Everyone wants passive income and scour the internet looking for ways to supplement or increase their income. Whether the motivation is for retirement planning or simply wanting some extra cash, the belief is that increasing your number of revenue streams is the right thing to do — and this applies to professional investors too.
The bottom line here is that you need to have a basic investment plan which should provide you with a level of growth you would be happy with. This could be for your primary revenue source or if you are planning for retirement — either way you’ll be hampering your chances for success if you don’t have a strategy in place.
There are basically two schools of thought although you can get some that sit in between. Firstly, you have the hands-on style of investing where it’s almost like you are running a small business since you are more actively involved in preparing and executing against whatever it is that you hope will be making you money. The other option is the hands-off version in which you set an expectation on what your minimum returns are going to be and seek out options which require no active involvement. The idea here is to be able make a few minor tweaks or changes throughout the year but otherwise rely on the investment running on autopilot.
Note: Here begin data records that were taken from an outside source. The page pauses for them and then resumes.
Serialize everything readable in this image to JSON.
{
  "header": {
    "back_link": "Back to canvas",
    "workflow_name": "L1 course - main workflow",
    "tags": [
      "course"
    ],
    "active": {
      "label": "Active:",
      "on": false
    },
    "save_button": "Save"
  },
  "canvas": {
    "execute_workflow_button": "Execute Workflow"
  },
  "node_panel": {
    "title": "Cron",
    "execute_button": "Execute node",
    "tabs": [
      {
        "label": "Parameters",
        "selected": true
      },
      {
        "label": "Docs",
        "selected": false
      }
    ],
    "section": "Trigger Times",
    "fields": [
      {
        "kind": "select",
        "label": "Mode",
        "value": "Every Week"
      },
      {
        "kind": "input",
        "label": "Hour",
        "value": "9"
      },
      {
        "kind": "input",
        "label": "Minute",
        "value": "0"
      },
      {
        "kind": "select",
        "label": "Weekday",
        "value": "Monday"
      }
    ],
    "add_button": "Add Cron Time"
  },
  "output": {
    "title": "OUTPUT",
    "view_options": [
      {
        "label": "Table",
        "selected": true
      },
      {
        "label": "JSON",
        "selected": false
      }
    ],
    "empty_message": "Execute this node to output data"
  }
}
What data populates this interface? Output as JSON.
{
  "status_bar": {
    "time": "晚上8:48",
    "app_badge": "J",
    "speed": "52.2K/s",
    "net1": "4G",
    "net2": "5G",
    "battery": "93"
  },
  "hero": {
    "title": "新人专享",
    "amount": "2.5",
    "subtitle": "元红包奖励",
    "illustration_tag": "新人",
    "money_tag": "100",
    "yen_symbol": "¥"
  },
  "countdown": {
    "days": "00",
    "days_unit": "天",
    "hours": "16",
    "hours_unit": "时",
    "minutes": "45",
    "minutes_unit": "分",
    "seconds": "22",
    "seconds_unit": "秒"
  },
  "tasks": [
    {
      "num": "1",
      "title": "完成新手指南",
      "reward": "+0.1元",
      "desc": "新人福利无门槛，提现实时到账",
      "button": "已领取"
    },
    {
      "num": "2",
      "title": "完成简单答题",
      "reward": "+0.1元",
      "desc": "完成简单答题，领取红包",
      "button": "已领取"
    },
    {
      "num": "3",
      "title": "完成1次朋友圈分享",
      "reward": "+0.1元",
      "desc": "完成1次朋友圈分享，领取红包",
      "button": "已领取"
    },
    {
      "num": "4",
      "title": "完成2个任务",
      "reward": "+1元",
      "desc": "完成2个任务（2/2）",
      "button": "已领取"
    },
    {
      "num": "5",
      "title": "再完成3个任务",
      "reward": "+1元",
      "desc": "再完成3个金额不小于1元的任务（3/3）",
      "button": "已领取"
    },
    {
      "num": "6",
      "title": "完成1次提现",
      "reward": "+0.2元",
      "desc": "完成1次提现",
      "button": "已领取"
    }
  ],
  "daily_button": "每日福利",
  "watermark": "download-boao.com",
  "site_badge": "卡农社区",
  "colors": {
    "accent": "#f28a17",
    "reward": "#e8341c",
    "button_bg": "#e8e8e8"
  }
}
A good example would be comparing single family/multifamily to REIT’s. With single or multifamily real estate, you can benefit from great liquidity in that you can sell at any time and gain from appreciated values whilst profiting and having debt paid down on the asset over time from subsequent rental payments. On the flip side you also have the all-to-common tenant issues that can occur such as having to deal with plumbing issues, missed rental payments, roofing, maintenance and other repairs. These can easily eat away at your profits if not kept in check. Now if we look at REIT’s you can expect a hands-off investment which will provide you with a minimal ROI expectation but now you are entrusting your money with someone else to manage it all for you. Now this is great if you’ve qualified it well and everything goes to plan with funds being allocated correctly. However, on the flip side you could also end up in a situation where the REIT may have mismanaged allocations and those shares which paid you a guaranteed yearly preferred return of 8% are now worth a fraction of the price so apart from the income it produced your ownership hasn’t made you anything, or perhaps even put you at an overall loss. This is just a small very obvious example but I will be delving deeper into the framework surrounding REITS and comparing different types of investment structures in later posts so stay tuned!
My personal opinion here is that I think it is good idea to have some experience with hands-on investments as it helps you better qualify the hands-off options presented to you. By having a small part of your portfolio being assets you actively manage I think, keeps you ahead of the curve. By doing something hands-on means you are constantly having to overcome obstacles by educating yourself, adapting and dealing with unpleasant situations, variables and anomalies. If you focus your portfolio solely on hands-off asset classes you may be at a disadvantage in terms of being able to qualify what is good and what is not. Having real-world hands-on experience is a must and is vital for any investment decisions you make going forward. You could say that about most things in life!